“Students will rise to the occasion as long as they’re able to make an informed choice based on their unique circumstances,” explained Post-Secondary Education Network Facilitator DeAnn Possehl.
Higher Expectations for Racine County is increasing postsecondary graduation rates by creating a college-going culture. Six-year graduation rates at the University of Wisconsin-Parkside have increased from 24.3% to 41.5% since the team launched the Postsecondary Education and Training Network in 2015. And the work is expanding — their strategies are being shared across seven counties in southeastern Wisconsin. As a region, 17 postsecondary institutions convene monthly to improve postsecondary completion based on the successes in Racine.
Get everyone speaking a shared language.
Systems change work is complex and nuanced — and often full of jargon and insider knowledge. Getting staff, partners and community members on the same page means creating a shared understanding of the work, which increases involvement and ultimately leads to better outcomes.
In Racine, creating a shared understanding looked like getting a postsecondary partner to “loan” a staff member who now holds dual roles with Higher Expectations and postsecondary institution. Having someone on board who is fully immersed in the language of postsecondary work has been key to bridging the gap between partners.
Getting clear on what roles people play in their work with each other is also critical to a shared understanding. When everyone feels supported in the work and in the spaces where they’re working together, it opens opportunities for true collaboration.
Build trust across your partners.
Cooperation — not competition — drives better, more equitable outcomes. Effective collaboration starts by supporting partners to get to know each other. One way to do this is by engaging partners in conversations around why they’re similar instead of how they’re different. When partners realize they’re facing the same challenges, they begin to see themselves as one ecosystem collectively responsible for the success of youth and families.
Being intentional in communications around data also leads to stronger partnerships. For SAM, that means not comparing schools to each other publicly, which helps foster a collaborative environment. The team actively demonstrates their commitment to partners to “use data as a flashlight, not a hammer.”
Additionally, sharing ownership of the work is key in creating a level playing field. Engaging partners as facilitators and co-creators can create that sense of shared accountability. Facilitators can also use grounding exercises at the beginning of meetings to keep partners continually engaged around why they’re working together and what their shared goals are.
“When [leadership] becomes decentralized and everyone holds a piece, that leads to trust,” explained Kimberly Sama, chief finance and operations officer at UP Partnership in San Antonio, Texas.

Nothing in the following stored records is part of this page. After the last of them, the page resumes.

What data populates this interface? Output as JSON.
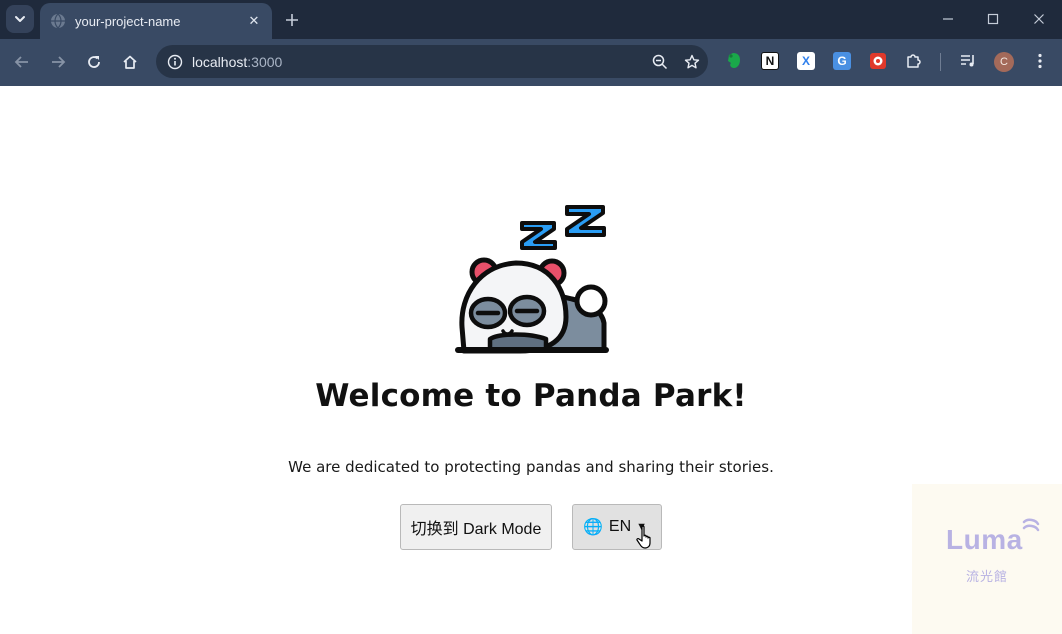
{
  "browser": {
    "tab": {
      "title": "your-project-name",
      "close_glyph": "✕"
    },
    "new_tab_glyph": "+",
    "url_host": "localhost",
    "url_port": ":3000",
    "avatar_letter": "C",
    "extensions": [
      {
        "name": "evernote-extension-icon",
        "color": "#1aa84a"
      },
      {
        "name": "notion-extension-icon",
        "label": "N",
        "color": "#ffffff"
      },
      {
        "name": "x-extension-icon",
        "label": "X",
        "color": "#2f80ed"
      },
      {
        "name": "translate-extension-icon",
        "label": "G",
        "color": "#4a90e2"
      },
      {
        "name": "red-extension-icon",
        "color": "#e0392b"
      }
    ]
  },
  "page": {
    "title": "Welcome to Panda Park!",
    "subtitle": "We are dedicated to protecting pandas and sharing their stories.",
    "dark_mode_button": "切换到 Dark Mode",
    "language_button": "EN",
    "language_globe": "🌐",
    "language_caret": "▼"
  },
  "watermark": {
    "logo": "Luma",
    "sub": "流光館"
  },
  "colors": {
    "chrome_bg": "#1f2a3c",
    "toolbar_bg": "#394a64",
    "panda_ear": "#e8506a",
    "panda_z": "#2a9df4"
  }
}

With young people, community leaders, and UP Partnership’s networks and coalitions, the team created a shared definition of what it means for youth to be “future ready.” This definition includes having developmental relationships and healing support; accessing high-quality education and career opportunities; and having their voices heard and leadership potential nurtured. Together, partners across the region are working toward their 2030 goal to increase postsecondary enrollment of Bexar County High School graduates in a degree or credential program to 70%.
These network members and their peers across the country are working to ensure young people have access to opportunity after high school, leading to strong futures and strong communities. Learn more about the work of the Cradle to Career Network by exploring network stories here.